If the resulting value is positive, then the code takes another code path. But lets leave it for now – something interesting can be spotted here. The code loads ntdll.dll using LoadLibrary(), creates a file mapping in the memory, changes the page permission to PAGE_EXECUTE_READWRITE and finally it unmaps this memory file view:
This memory area is of course later used by a malware to execute malicious code by exchanging the original image with a decrypted one.
After finishing the previous operation the code once again checks for a specific mutex (in order to stop infecting the same system over and over again):
Later, another routine is used to check if the string “userinit.exe” can be found in the pathname. If so, it was executed just after WinLogon, so that it’s able to inject itself into “csrss.exe” process and to perform more anti-reversing tricks. But let’s talk about this a bit later. In order to bypass this check we simply modified the stack variable which points to userinit.exe string into new_sample.exe so the check can be bypassed.
Following by a call to CreateProcessA():
In order to debug this instance we changed new_sample.exe into notepad.exe, because later it is used as a template PE to unpack the rest of the executable.
Unfortunately here, we spotted some problem with Immunity Debugger. Our favorite debugger simply could not recognize memory maps of notepad.exe (yes, we attached it to the new notepad.exe process), so the analysis engine couldn’t work:
However, in order to keep everything simple we have found another way (implemented by the malware author :)).
Let’s go back a bit. What if the code could not find userinit.exe (or new_sample.exe in our case) in the pathname? The answer is straightforward – it will try to find and inject code into csrss.exe process in order to monitor and control system behavior.

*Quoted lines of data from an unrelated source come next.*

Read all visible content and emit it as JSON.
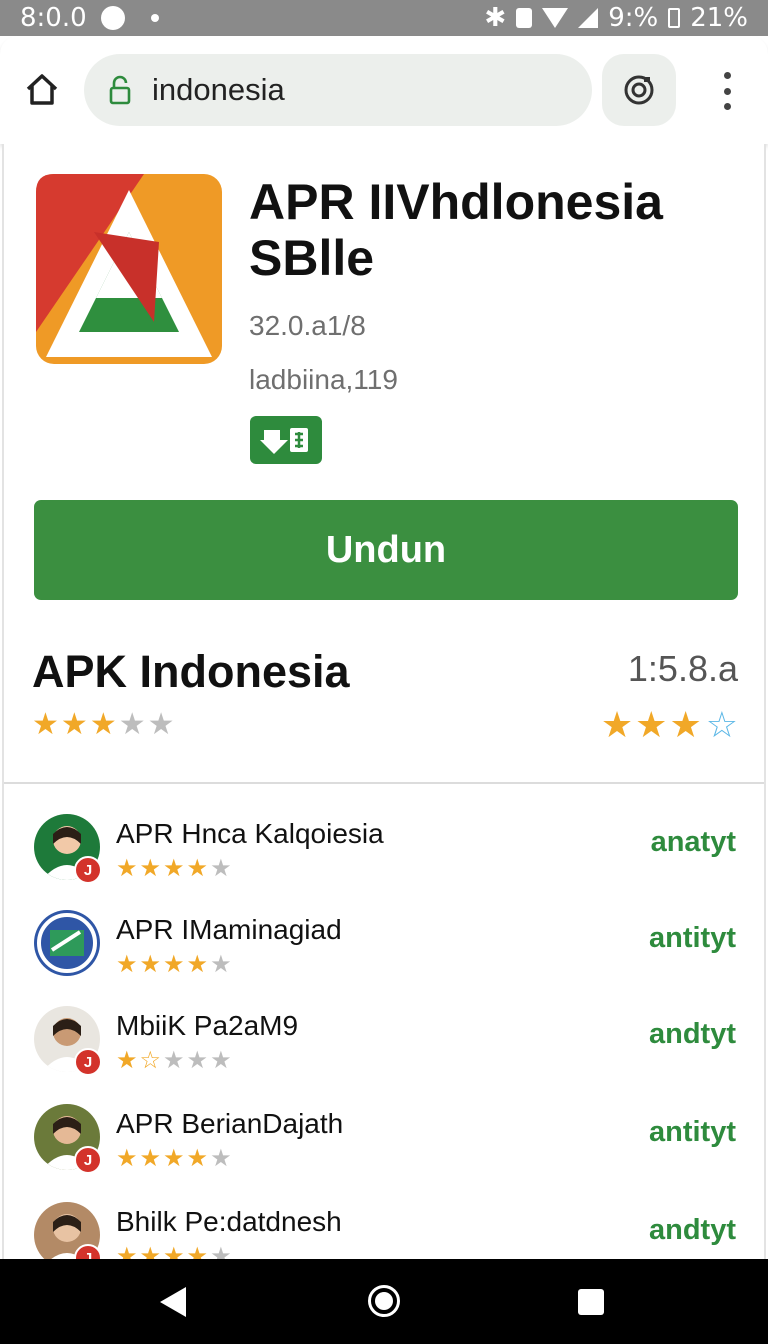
{
  "status_bar": {
    "time": "8:0.0",
    "battery_text": "9:%",
    "extra_text": "21%"
  },
  "browser": {
    "url": "indonesia"
  },
  "app": {
    "title": "APR IIVhdlonesia SBlle",
    "version": "32.0.a1/8",
    "date": "ladbiina,119",
    "download_label": "Undun"
  },
  "rating": {
    "title": "APK Indonesia",
    "score": "1:5.8.a",
    "left_stars": 3,
    "right_stars": 3
  },
  "list": [
    {
      "title": "APR Hnca Kalqoiesia",
      "stars": 4,
      "action": "anatyt",
      "badge": "J"
    },
    {
      "title": "APR IMaminagiad",
      "stars": 4,
      "action": "antityt",
      "badge": ""
    },
    {
      "title": "MbiiK Pa2aM9",
      "stars": 1.5,
      "action": "andtyt",
      "badge": "J"
    },
    {
      "title": "APR BerianDajath",
      "stars": 4,
      "action": "antityt",
      "badge": "J"
    },
    {
      "title": "Bhilk Pe:datdnesh",
      "stars": 4,
      "action": "andtyt",
      "badge": "J"
    }
  ],
  "colors": {
    "accent_green": "#3b8f40",
    "star_yellow": "#f1a828",
    "status_bar": "#8a8a8a"
  }
}
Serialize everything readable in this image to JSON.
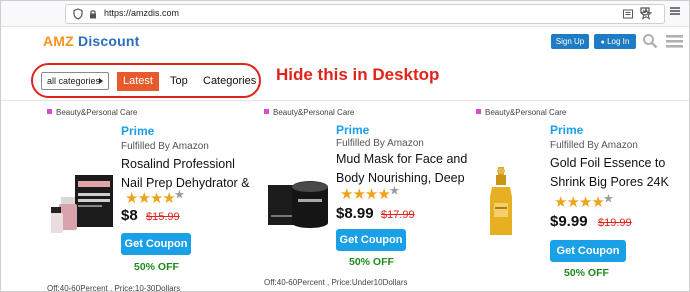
{
  "browser": {
    "url": "https://amzdis.com"
  },
  "header": {
    "logo_part1": "AMZ",
    "logo_part2": "Discount",
    "sign_up": "Sign Up",
    "log_in": "Log In"
  },
  "nav": {
    "select_value": "all categories",
    "latest": "Latest",
    "top": "Top",
    "categories": "Categories"
  },
  "annotation": "Hide this in Desktop",
  "colors": {
    "accent_blue": "#1aa0e6",
    "logo_orange": "#f7941d",
    "logo_blue": "#2a6ebf",
    "annotation_red": "#e0241b",
    "latest_orange": "#e75a2b",
    "star_gold": "#f0a21a",
    "off_green": "#1e8a1e"
  },
  "products": [
    {
      "category": "Beauty&Personal Care",
      "prime": "Prime",
      "fulfilled": "Fulfilled By Amazon",
      "title_line1": "Rosalind Professionl",
      "title_line2": "Nail Prep Dehydrator &",
      "rating": 4,
      "price": "$8",
      "old_price": "$15.99",
      "coupon": "Get Coupon",
      "off": "50% OFF",
      "meta": "Off:40-60Percent , Price:10-30Dollars",
      "image_icon": "nail-kit-icon"
    },
    {
      "category": "Beauty&Personal Care",
      "prime": "Prime",
      "fulfilled": "Fulfilled By Amazon",
      "title_line1": "Mud Mask for Face and",
      "title_line2": "Body Nourishing, Deep",
      "rating": 4,
      "price": "$8.99",
      "old_price": "$17.99",
      "coupon": "Get Coupon",
      "off": "50% OFF",
      "meta": "Off:40-60Percent , Price:Under10Dollars",
      "image_icon": "mud-mask-jar-icon"
    },
    {
      "category": "Beauty&Personal Care",
      "prime": "Prime",
      "fulfilled": "Fulfilled By Amazon",
      "title_line1": "Gold Foil Essence to",
      "title_line2": "Shrink Big Pores 24K",
      "rating": 4,
      "price": "$9.99",
      "old_price": "$19.99",
      "coupon": "Get Coupon",
      "off": "50% OFF",
      "meta": "",
      "image_icon": "gold-serum-bottle-icon"
    }
  ]
}
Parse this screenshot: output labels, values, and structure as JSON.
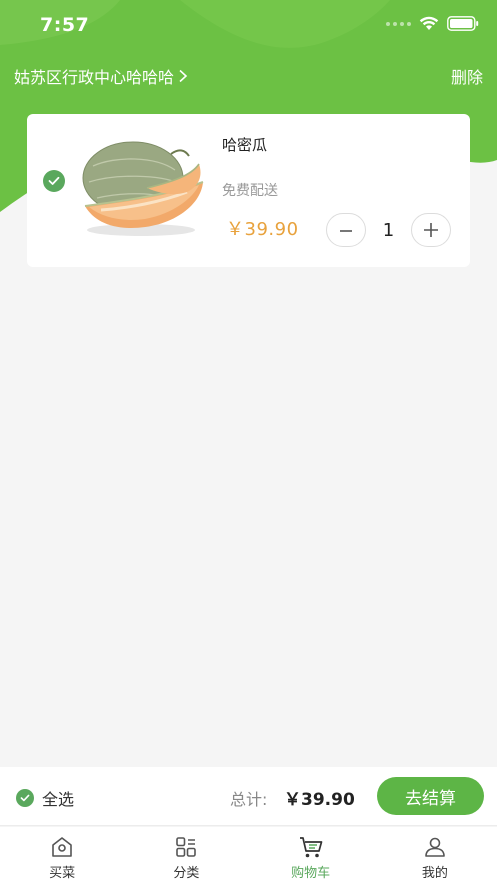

The function responsible for process searching is located at 0040162C:
First it creates a process list snapshot using CreateToolhelp32Snapshot() function, then it traverses this list starting with Process32First() by using Process32Next(). When it’s found the resulting PID is returned in EAX register. In order to move forward with analysis we change the resulting value stored in EAX into PID of notepad.exe started by another instance of Immunity Debugger (in our case PID value is 1748).
The code then performs a memory allocation within notepad.exe namespace using VirtualAllocEx() and injects string (“–” + pathname) using WriteProcessMemory():
After the successful injection we land in another function which this time performs more allocations and more injection (how come you can ask ;-). If everything is in place, it creates a new thread within notepad.exe process using CreateRemoteThread():
Immediately after returning from CreateRemoteThread() another instance of Immunity Debugger caught a new thread creation:
So we continued with our analysis using second debugger instance.
Here, Immunity Debugger has access to previously generated analysis database, so certain API functions are in place. We just need to understand what kind of information are gathered from infected machine, how botnet operates and what (if any) API functions are hooked (to monitor activity).
The code starts with dynamic loading of all the necessary libraries. Next it jumps into the function which decrypts strings in the memory. The decrypted strings can be seen on the screenshot below:
Several instructions later we can observe a call to the function which decrypts C&C DNS names in the memory. The resulting string array is shown below:
In this post report we went further with the trojan analysis – how it operates, how it injects itself into strategic system points and what kind of anti-reversing and anti-debugging techniques it uses. In the next report we will write more about the rootkit functionality.
Cheers and Happy Reversing!